Netizens also use #RescuePH and #ReliefPH to report much-needed rescue and relief assistance.
From being mere hashtags on Twitter, #RescuePH and #ReliefPH catapulted the creation of mapping platforms like Rappler's Project Agos, a collaborative communication platform that connects citizens to concerned government agencies and sectors of the society through social media mapping.
In 2014, Facebook added a Safety Check feature. Once activated in countries recently hit by natural disasters, Safety Check allows users to select "I’m Safe," and a notification and News Feed story will be generated with the update. This Facebook feature was first widely used in the Philippines after Typhoon Ruby in 2014.
Social media has proven its value in harnessing communications for disaster preparedness, mitigation, rescue and relief in the Philippines.
Social media empowered the audience, but it likewise entailed greater responsibility.
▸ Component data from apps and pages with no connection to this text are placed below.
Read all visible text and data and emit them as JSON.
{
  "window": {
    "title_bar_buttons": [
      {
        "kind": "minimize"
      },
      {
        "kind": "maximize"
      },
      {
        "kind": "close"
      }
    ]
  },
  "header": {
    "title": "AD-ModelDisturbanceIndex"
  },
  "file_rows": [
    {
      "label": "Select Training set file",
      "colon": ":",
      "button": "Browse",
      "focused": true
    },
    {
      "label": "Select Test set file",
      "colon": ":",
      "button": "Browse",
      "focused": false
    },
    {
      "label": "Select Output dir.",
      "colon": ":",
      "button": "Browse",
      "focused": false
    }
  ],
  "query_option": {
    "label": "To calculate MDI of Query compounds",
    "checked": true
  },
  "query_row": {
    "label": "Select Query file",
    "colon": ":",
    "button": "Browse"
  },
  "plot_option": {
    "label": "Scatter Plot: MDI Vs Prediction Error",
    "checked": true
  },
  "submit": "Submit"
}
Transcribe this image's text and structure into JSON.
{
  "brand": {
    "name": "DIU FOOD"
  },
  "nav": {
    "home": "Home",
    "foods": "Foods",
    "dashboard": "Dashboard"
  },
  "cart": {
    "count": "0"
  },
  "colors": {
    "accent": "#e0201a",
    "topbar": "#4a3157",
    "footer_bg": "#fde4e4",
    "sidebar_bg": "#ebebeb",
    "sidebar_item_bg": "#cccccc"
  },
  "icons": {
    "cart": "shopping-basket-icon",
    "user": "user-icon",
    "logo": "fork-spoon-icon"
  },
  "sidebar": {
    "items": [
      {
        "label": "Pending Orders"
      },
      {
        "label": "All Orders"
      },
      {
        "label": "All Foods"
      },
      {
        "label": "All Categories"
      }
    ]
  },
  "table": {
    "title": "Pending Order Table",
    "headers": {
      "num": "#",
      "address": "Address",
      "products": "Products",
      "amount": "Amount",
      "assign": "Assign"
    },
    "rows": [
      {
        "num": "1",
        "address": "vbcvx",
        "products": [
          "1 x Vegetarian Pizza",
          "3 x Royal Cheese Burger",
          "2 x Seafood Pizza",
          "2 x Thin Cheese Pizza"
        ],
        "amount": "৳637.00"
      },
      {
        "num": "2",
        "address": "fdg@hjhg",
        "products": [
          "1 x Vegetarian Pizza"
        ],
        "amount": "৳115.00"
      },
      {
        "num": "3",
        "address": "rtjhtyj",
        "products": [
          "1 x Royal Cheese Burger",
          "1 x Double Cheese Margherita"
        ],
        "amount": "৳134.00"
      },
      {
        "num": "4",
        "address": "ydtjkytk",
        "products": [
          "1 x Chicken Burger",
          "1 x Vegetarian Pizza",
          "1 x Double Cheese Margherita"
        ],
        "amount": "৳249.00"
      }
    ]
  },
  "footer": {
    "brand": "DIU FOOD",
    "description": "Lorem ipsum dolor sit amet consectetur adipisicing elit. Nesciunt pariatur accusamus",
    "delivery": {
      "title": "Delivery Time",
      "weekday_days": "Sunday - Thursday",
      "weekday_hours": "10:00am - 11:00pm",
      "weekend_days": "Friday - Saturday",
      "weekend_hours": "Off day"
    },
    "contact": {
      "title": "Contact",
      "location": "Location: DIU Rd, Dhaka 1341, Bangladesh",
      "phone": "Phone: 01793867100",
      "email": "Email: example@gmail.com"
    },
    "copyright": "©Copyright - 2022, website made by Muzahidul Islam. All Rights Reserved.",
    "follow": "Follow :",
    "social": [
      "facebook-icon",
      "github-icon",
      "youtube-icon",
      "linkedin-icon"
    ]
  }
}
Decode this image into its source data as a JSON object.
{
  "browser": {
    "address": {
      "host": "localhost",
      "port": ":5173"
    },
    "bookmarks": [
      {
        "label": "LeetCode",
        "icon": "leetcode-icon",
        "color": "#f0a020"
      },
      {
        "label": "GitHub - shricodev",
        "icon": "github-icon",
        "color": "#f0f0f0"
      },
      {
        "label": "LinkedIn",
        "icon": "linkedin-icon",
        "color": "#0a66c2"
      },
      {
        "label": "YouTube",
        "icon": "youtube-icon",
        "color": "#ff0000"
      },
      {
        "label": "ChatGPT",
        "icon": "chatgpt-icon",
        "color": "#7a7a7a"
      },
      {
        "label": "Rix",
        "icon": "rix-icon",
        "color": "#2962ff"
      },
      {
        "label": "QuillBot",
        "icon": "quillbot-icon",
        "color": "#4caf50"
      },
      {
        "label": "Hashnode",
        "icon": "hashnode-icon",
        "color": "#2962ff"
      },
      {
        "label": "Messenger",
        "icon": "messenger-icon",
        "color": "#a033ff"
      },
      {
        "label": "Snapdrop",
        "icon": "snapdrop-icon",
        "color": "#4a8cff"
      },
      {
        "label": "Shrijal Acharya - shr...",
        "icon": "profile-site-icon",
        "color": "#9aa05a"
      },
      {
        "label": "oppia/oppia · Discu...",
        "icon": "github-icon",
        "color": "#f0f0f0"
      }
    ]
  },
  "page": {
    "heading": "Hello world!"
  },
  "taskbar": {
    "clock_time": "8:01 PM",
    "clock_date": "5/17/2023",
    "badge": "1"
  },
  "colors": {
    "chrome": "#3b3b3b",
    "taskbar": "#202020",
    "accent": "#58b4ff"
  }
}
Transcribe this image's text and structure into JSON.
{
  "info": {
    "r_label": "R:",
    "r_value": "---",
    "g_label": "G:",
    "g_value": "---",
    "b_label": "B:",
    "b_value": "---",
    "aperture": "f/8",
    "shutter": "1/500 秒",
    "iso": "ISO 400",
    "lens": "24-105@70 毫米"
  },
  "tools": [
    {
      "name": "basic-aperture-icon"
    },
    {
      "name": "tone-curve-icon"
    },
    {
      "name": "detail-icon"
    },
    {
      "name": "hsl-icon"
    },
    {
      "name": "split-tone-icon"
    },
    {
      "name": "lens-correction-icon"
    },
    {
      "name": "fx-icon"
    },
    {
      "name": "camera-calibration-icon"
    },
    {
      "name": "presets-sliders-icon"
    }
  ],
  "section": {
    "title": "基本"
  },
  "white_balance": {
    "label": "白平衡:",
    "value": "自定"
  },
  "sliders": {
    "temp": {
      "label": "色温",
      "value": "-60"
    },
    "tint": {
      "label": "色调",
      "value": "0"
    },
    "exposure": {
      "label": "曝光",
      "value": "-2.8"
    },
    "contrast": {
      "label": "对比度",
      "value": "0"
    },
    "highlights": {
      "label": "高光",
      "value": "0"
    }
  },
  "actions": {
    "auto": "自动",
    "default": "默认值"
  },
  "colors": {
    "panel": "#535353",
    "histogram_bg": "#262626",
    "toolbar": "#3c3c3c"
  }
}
Since the Internet offers a wide selection of news sources, audience should be more discerning. People should turn to credible news sources for verified reports.
While the traditional media in the Philippines seem successful in adapting and coexisting with social media, there still remains a wide spectrum of untapped digital resources that could improve disaster reporting, especially in terms of following up with stories on the rehabilitation stages of disasters.
Currently, the Philippine government’s recovery responses are surrounded by myriad issues. Despite the fact that they raised more than half a billion dollars of donations for the victims of Haiyan, approximately 130,000 internally displaced persons are still homeless in disaster zones.
The Philippines media is currently preoccupied by the politics of the May 2016 presidential elections. Even after two years, stories on the rehabilitation responses are dumbed down into mere profiles of the displaced victims. If not sufficient, thorough and data-packed reports on the pending government projects and the missing donations are disorganized, making it hard for the audience to follow through on issues.
Main image CC-licensed by Flickr via Storm Crypt.